It is a day of hope, a day when we are inspired to bring the spirit of the UDHR to a living, breathing reality. Yet if a day must be dedicated to a cause, it underscores its absence not its presence; a failure not a success. At IBJ, every day is Human Rights Day. Our legal defenders are making progress despite huge personal risks. And they couldn’t do it without the support of the world community. Human Rights Day represents a moment for us to look back and look ahead. And it’s important as a marker of how much is still to be done. The time is now.
What is the mission of the organization that makes it different from others in the same field?
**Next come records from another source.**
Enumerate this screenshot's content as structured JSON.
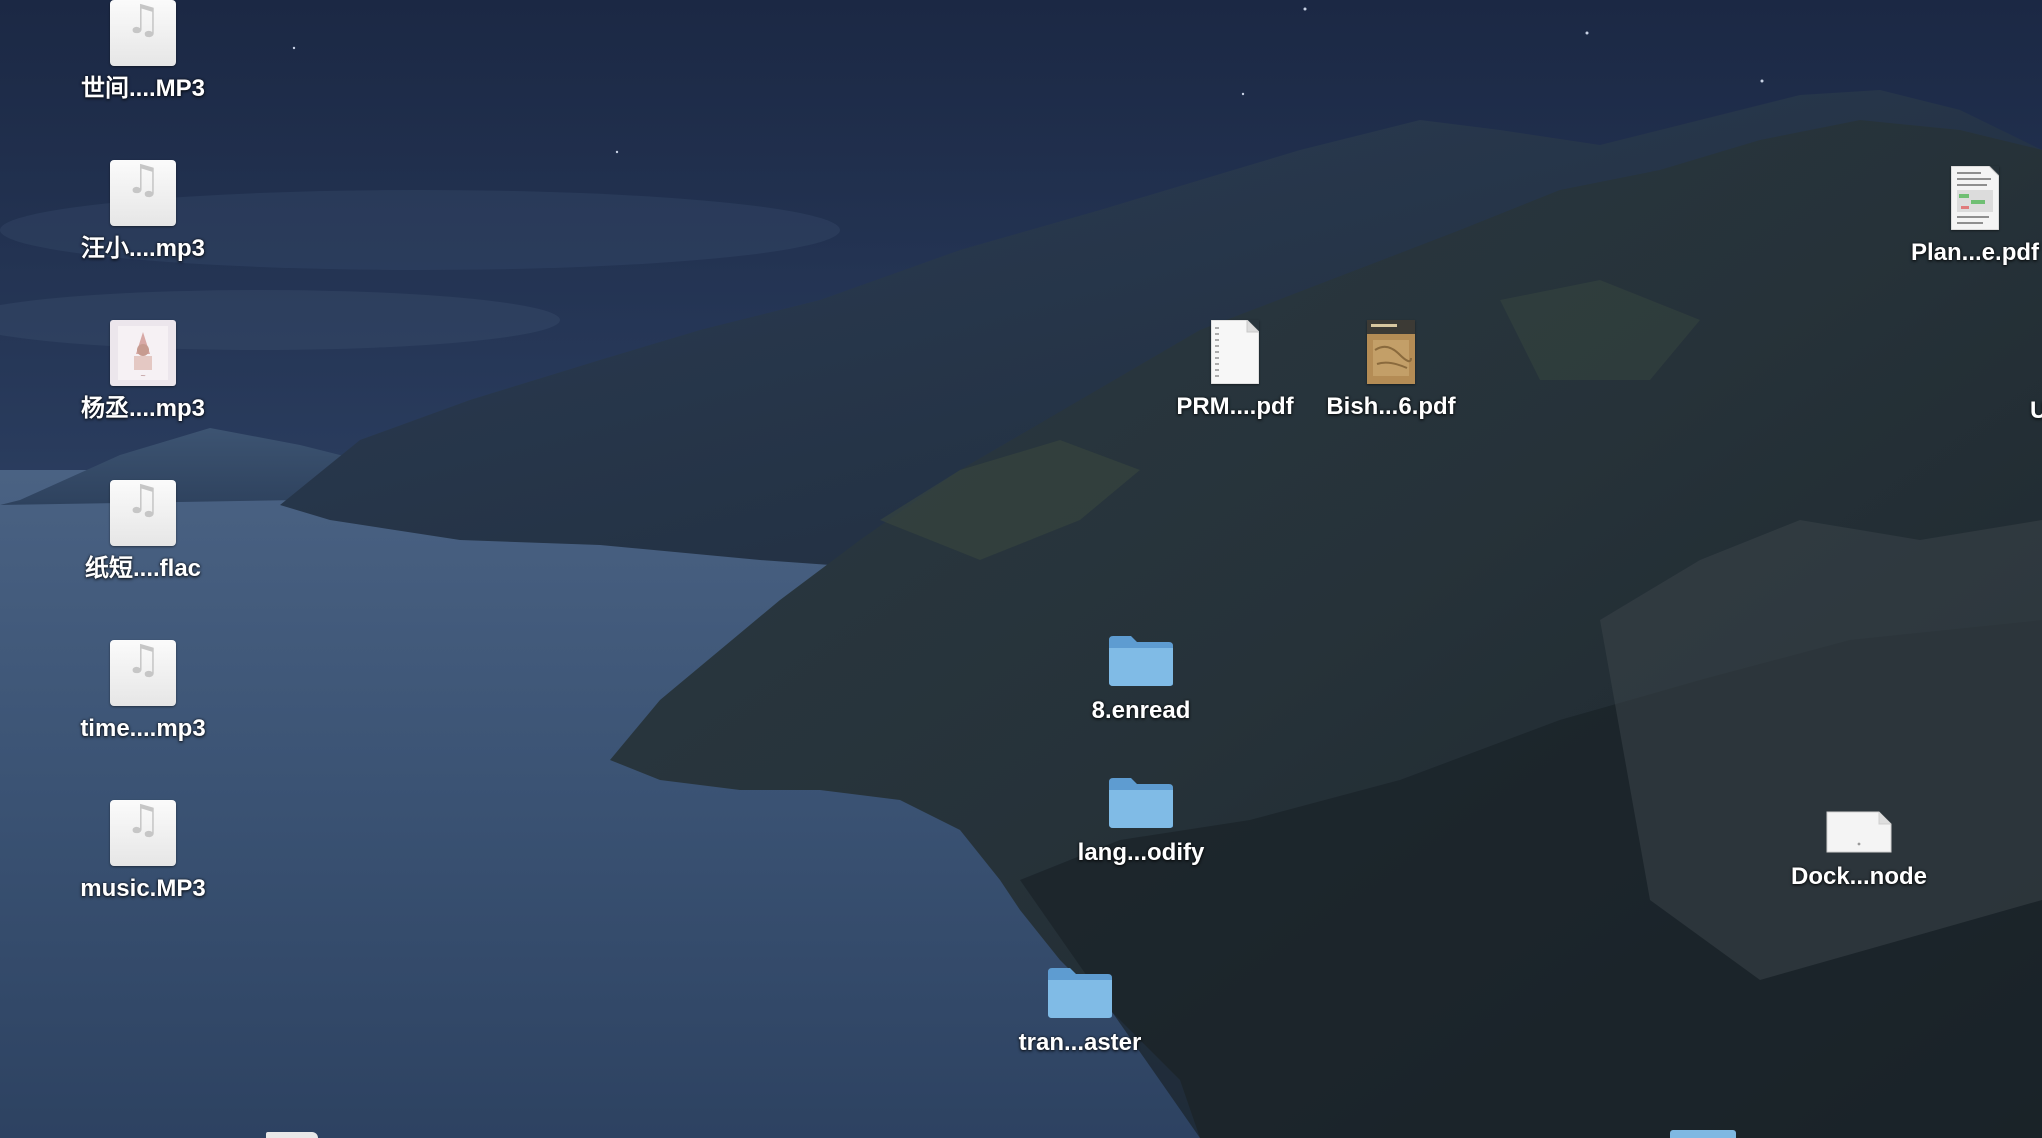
{
  "desktop": {
    "icons": [
      {
        "label": "世间....MP3",
        "icon": "music-file-icon",
        "kind": "music"
      },
      {
        "label": "汪小....mp3",
        "icon": "music-file-icon",
        "kind": "music"
      },
      {
        "label": "杨丞....mp3",
        "icon": "album-art-icon",
        "kind": "art"
      },
      {
        "label": "纸短....flac",
        "icon": "music-file-icon",
        "kind": "music"
      },
      {
        "label": "time....mp3",
        "icon": "music-file-icon",
        "kind": "music"
      },
      {
        "label": "music.MP3",
        "icon": "music-file-icon",
        "kind": "music"
      },
      {
        "label": "PRM....pdf",
        "icon": "pdf-document-icon",
        "kind": "pdf"
      },
      {
        "label": "Bish...6.pdf",
        "icon": "pdf-document-icon",
        "kind": "pdf-brown"
      },
      {
        "label": "Plan...e.pdf",
        "icon": "pdf-document-icon",
        "kind": "pdf-sheet"
      },
      {
        "label": "8.enread",
        "icon": "folder-icon",
        "kind": "folder"
      },
      {
        "label": "lang...odify",
        "icon": "folder-icon",
        "kind": "folder"
      },
      {
        "label": "tran...aster",
        "icon": "folder-icon",
        "kind": "folder"
      },
      {
        "label": "Dock...node",
        "icon": "blank-document-icon",
        "kind": "blank"
      },
      {
        "label": "U",
        "icon": "truncated-label",
        "kind": "label-only"
      }
    ]
  },
  "colors": {
    "sky": "#1f2d48",
    "sea": "#3a5170",
    "folder_blue": "#7bb3de",
    "label_text": "#ffffff"
  }
}
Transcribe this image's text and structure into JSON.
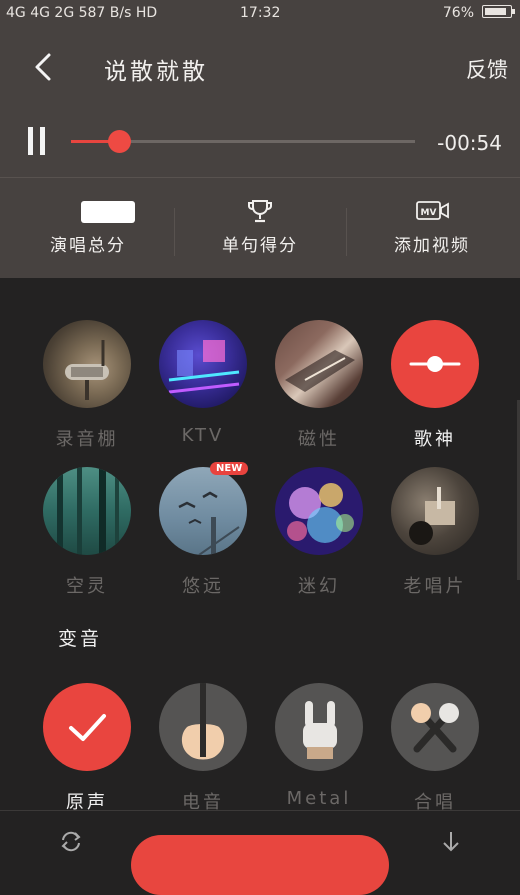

IBJ works to get all people early access to a lawyer, to ensure that their due-process rights are protected and to prevent torture. Access to a defender soon after an arrest stops torture in its tracks and safeguards legal rights. We began a quarter-century ago as the first global organization dedicated to supporting legal defenders to uphold the rights of ordinary people trapped in the criminal justice system.
Not only is our mission unique, so are our methods. We work with all stakeholders without demonizing any. We work with the local legal community, not act as outsiders. We focus on prevention, not redress. We help ordinary people, not high-profile cases. We work at the grass-roots, jail-cell level as well as at national ministries and Davos. We aim for system change, not piecemeal solutions. Most importantly, IBJ defenders go to the places that the rest of the world has given up on. When others pull out, we lean in: it’s a sign that we’re needed all the more.
IBJ’s ambition is to build open, democratic societies by creating system-change in the public justice system, by ensuring that people’s legal rights are upheld.
Of all the projects IBJ is operating worldwide, which one is the most sensitive that you could mention? Why?
Lawyers in Myanmar face security threats because of their work defending people imprisoned and at times tortured. The country suffers from poverty and drug related issues and is run by a military regime. IBJ’s pragmatic approach of working with stakeholders allows us to be effective. We have established five legal-aid centers, staffed with over 40 courageous advocates who work with hundreds of defenders to give people the protection of a lawyer.
If you had to share with us the challenge that IBJ has ahead, what would it be?
The challenge IBJ faces to accelerate its work is to upgrade the technical infrastructure of public-justice systems to ensure that no one gets “lost in the system” and sees their legal rights and human dignity violated simply for lack of recordkeeping. The IT of justice systems in far too many countries is limited to pen and paper, even as most of humanity has a mobile phone.
The notion that “you can’t manage what you can’t measure” hasn’t yet arrived in judicial systems, but must. IBJ is developing technologies to serve the defense ecosystem, called JusticeHub. And we’re excited about the potential for data and AI to improve case outcomes, and blockchain for immutable legal records. A judicial “version 2.0 upgrade” is needed! After all, legal rights and due-process protections for a judicial defense are the backbone of democracy.
What relationship do you think IBJ should have with the United Nations?
Our work is complementary and we are deepening the collaboration. IBJ is a core partner on SDG goals, notably SDG16’s access to justice. We have been supported by UNDEF, UNVFVT, partner with OHCHR at a country level, and have UN ECOSOC status. IBJ is a member of the UN’s Partner2Connect Digital Coalition (P2C) and has pledged to impact 5 million people by 2025.
The Special Procedures of the Human Rights Council overflows with urgent cases. In this, IBJ’s presence in over 50 countries is an asset: the UN doesn’t provide legal representation on individuals cases, but IBJ does. In the future, IBJ can scale up the partnership with the UN, helping countries implement the declarations they sign on protecting rights. And IBJ’s digital tools can be activated through the UN’s deep global networks. IBJ is a vital partner to UN activities and adds momentum. When we work together, we are a force multiplier.